The Millennial Generation Is Abandoning Liberalism
The media claimed that conservatives must become more moderate or face permanent irrelevancy after the supposedly solid liberal millennial generation of 18-29 year olds that overwhelmingly supported reelection of Barack Obama. These dire warnings reminded me of the media geniuses who proclaimed after Jimmy Carter's presidential victory in 1976 that the 18-29 year olds of the Baby Boomer generation would always vote as a liberal bloc. Four years later, Baby Boomers abandoned liberalism and began reliably voting as Ronald Reagan conservatives for the next three decades. As Millennial support of President Obama has plummeted this year, it is liberalism that may again be facing decades of irrelevancy.
On Election Day in 2008, 37.4% of incoming freshman women and 30.5% men identified themselves as liberals or leftists, the most in 35 years. This corresponded four years later to 33% of Millennials describing themselves on Election Day 2012 as liberals. Given that Barack Obama lost a majority of the over 29 year old vote by 50% to 48%, it was his 61% to 36% support among 18-29 year olds that swung the election in his favor. The media proclaimed that Obama's reelection was proof the Millennials would power liberalism to dominate American politics for the many decades.
Support for Obama has fallen by 9% since Election Day, but it is the 15% collapse in support by Millennials that is driving Obama's fall. Furthermore, first-year college students self-identifying as liberals has also dropped by five points to 26.4% for men and 32.4% for women.
The media failed to understand that after the 18-29 year olds of the Baby Boomer generation swept Jimmy Carter into the White House in 1976, initial liberal views of youth do not necessarily lock a generation into a lifetime of liberal voting. Carter won heavy Baby Boomer support for his commitment to reestablish government "as good and honest and decent and compassionate and filled with love as are the American people." But after 4 years of poor economic growth, high inflation, rising interest rates, continuing energy crises, and the Iran hostage crisis; Baby Boomers shocked the media by abandoning Carter's well-intentioned liberalism for the blatant conservatism of Ronald Reagan.
In Douglas Brinkley's biography of Carter, The nfinished Presidency, the former president is described as crying on election night because he had:
"lost to a man he thought immoral to the core: an unprincipled but telegenic B-grade Hollywood cowboy who had ridden into the White House on such "patriotic" themes as abhorrence of government, xenophobia, and massive tax cuts. "Reagan is different from me in almost every basic element of commitment and experience and promise to the American people," Carter had said at a town hall meeting in Independence, Missouri, two months earlier. Years later he would go further and state that "allowing Ronald Reagan to become president was by far my biggest failure in office.""
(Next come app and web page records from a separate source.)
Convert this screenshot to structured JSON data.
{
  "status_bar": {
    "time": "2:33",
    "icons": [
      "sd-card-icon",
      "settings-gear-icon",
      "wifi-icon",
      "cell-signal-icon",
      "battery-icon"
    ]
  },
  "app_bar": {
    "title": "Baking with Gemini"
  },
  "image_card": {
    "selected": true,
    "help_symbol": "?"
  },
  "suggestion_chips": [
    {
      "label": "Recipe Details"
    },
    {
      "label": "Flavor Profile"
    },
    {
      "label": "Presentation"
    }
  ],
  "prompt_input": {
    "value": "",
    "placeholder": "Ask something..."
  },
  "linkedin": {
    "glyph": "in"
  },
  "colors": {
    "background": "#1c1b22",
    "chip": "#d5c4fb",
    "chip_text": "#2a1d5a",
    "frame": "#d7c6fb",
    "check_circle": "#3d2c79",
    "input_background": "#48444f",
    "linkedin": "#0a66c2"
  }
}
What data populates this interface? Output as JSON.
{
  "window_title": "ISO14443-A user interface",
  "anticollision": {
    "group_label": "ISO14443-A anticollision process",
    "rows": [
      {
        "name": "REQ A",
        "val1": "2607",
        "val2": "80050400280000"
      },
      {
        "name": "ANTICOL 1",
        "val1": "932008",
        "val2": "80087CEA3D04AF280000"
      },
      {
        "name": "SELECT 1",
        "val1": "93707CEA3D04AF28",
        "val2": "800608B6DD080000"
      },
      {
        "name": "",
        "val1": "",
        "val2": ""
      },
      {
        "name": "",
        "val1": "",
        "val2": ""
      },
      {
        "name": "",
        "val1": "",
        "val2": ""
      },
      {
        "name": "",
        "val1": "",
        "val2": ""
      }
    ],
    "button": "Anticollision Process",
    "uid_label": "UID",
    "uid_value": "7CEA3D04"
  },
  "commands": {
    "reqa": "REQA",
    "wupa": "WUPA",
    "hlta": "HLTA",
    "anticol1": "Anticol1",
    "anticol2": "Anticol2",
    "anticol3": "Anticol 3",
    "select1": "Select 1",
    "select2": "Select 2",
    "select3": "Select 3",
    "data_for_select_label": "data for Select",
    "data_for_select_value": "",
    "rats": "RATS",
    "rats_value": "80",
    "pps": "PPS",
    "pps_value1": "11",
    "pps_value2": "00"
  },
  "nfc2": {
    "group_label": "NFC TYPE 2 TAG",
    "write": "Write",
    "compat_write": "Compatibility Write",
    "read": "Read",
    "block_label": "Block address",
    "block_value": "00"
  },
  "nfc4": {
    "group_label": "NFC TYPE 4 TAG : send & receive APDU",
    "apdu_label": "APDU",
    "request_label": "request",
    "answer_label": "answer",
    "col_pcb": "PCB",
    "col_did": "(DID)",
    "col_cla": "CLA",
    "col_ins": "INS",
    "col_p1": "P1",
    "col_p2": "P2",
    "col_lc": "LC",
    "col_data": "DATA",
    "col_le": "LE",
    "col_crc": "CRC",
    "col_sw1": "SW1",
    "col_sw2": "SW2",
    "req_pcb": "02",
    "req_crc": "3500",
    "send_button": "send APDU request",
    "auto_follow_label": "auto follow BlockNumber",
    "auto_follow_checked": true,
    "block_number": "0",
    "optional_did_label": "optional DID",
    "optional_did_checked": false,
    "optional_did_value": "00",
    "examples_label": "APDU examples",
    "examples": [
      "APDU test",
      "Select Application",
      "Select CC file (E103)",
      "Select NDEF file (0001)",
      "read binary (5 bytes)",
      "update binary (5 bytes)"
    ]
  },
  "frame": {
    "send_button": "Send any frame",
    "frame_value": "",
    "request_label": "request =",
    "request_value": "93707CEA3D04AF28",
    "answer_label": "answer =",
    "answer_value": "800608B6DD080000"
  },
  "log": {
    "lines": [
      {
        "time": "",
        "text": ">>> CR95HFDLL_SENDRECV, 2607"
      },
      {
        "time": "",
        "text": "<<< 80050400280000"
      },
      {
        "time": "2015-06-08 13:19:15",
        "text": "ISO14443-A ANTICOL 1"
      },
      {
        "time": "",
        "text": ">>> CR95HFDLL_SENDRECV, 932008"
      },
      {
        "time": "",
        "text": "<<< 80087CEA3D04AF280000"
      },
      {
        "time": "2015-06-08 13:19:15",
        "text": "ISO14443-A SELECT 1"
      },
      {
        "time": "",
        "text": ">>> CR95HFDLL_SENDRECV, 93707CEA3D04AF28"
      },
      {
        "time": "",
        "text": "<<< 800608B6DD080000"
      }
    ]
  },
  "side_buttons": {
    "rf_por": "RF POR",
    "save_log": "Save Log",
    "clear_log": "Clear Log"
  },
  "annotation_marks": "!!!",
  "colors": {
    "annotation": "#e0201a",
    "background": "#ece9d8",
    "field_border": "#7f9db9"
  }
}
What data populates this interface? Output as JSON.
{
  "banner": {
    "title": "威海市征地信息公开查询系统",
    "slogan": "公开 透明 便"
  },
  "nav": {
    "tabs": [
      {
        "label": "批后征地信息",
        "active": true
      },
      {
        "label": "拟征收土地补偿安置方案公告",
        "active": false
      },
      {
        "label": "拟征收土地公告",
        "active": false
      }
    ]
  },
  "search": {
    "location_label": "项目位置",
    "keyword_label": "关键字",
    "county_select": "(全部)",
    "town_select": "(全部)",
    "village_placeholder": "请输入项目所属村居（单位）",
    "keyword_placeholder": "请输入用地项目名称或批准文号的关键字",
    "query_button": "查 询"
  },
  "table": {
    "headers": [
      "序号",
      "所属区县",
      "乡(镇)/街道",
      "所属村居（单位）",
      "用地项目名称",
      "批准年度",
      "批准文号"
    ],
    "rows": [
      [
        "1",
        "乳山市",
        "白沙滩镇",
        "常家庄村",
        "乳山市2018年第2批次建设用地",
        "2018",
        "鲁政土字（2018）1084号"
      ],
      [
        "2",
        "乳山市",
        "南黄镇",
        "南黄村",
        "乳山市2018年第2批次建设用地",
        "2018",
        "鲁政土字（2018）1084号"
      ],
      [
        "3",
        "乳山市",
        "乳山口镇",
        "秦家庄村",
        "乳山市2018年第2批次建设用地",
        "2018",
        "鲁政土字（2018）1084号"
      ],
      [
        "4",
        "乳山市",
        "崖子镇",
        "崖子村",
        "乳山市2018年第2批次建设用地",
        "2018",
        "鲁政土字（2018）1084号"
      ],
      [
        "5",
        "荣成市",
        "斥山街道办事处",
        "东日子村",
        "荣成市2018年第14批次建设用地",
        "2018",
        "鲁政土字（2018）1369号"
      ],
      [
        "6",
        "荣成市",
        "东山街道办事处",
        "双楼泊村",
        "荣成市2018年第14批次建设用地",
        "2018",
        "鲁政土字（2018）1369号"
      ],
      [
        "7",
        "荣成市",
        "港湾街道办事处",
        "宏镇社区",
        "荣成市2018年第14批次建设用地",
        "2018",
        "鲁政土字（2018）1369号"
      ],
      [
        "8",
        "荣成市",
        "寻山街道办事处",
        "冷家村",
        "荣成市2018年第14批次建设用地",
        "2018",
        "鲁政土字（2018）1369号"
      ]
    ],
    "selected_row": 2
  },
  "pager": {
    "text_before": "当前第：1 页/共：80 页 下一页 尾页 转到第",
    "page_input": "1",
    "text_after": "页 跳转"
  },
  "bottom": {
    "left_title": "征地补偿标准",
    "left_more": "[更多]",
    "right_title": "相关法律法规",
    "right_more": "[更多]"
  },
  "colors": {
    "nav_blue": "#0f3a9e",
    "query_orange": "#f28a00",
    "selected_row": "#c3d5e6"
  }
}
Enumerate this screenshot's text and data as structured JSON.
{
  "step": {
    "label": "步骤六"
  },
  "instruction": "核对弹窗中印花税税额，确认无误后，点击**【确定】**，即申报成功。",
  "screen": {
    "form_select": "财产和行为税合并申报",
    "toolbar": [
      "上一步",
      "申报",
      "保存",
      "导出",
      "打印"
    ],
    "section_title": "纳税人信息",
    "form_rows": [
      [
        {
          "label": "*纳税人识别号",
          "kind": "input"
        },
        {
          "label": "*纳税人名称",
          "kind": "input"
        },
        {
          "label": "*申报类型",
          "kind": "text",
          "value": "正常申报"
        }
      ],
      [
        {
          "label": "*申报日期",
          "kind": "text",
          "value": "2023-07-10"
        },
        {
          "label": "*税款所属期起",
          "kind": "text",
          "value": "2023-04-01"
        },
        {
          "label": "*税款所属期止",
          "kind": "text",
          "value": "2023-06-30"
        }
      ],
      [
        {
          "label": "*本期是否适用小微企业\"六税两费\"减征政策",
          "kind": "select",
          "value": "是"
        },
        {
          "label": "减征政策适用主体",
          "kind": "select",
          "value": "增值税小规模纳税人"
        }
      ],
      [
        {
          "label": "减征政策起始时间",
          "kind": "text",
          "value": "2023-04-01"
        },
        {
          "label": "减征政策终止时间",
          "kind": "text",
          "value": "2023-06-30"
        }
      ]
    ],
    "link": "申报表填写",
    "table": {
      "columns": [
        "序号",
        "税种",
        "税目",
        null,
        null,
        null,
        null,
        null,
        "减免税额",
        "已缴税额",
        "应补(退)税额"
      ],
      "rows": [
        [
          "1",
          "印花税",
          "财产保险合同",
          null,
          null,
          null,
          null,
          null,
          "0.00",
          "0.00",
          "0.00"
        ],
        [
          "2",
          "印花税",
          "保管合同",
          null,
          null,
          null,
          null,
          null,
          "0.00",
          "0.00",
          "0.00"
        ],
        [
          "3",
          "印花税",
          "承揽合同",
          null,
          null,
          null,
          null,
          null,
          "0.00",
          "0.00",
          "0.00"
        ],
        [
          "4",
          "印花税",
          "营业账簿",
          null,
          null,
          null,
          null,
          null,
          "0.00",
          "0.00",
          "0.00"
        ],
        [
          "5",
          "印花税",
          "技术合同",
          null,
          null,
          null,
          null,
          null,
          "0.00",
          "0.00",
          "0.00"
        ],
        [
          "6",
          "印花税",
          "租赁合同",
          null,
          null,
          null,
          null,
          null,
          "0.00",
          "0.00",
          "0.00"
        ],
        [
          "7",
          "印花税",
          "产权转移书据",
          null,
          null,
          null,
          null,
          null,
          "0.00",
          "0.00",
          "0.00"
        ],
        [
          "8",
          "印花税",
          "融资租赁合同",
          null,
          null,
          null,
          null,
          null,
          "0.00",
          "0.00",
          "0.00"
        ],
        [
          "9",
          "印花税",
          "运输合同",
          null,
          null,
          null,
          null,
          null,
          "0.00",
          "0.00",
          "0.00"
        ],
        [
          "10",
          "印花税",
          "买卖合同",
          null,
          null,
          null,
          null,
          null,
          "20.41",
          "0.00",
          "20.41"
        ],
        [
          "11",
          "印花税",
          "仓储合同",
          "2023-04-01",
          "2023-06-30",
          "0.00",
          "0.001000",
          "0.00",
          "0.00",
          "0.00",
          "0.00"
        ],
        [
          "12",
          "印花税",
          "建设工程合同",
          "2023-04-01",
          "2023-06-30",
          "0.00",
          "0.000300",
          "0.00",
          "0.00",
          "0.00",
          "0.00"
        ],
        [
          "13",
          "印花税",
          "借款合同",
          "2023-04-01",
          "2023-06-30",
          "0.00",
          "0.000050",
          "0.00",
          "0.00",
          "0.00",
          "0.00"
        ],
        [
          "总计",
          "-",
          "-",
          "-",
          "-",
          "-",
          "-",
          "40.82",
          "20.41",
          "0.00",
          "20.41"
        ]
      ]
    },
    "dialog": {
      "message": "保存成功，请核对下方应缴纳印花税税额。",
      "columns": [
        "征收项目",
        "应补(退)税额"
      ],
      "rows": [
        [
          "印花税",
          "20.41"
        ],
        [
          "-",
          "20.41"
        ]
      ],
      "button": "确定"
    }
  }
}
Carter would not acknowledge that his loss of the presidency was not about a failure to communicate as well as Reagan, but rather the failure of his liberal policies to give Baby Boomers a legitimate expectation that their economic future would improve. Carter promised to efficiently manage U.S. government resources to cushion the economic "malaise" the nation was suffering due to outside forces. Ronald Reagan blamed that malaise on our own government's bloated nanny state, whose high taxes and incompetent meddling in the private sector stifled American prosperity. Baby Boomers abandoned Carter's compassionate malaise and voted for Reagan's plan for prosperity.
Barack Obama convinced Millennials to vote for him as the outside change-agent to repudiate the failed economic and foreign policies of both political parties. His campaign manager David Axelrod emphasized in 2008 that America was looking for "the remedy, not the replica." Hillary Clinton and then John McCain were viciously mocked as Washington DC insiders beholden to powerful corporate elites. In 2012, the Obama campaign effectively mocked Mitt Romney as one of those corporate elites.
According to pollster John Zogby, Obama's support from Millennials has suffered a big drop because he hasn't delivered the results he promised in his reelection campaign. Millennials had "high expectations and feel a sense of ownership because of their strong support." While Obama won 61% of the 18-29 year olds' vote in 2012, only 46% now approve of his job as president. "For young people, the failure to stop the rise of student loan rates and the NSA revelations weigh in heavily," said Zogby. Coupled with continuing economic malaise, the millennial generation appears to be abandoning liberalism.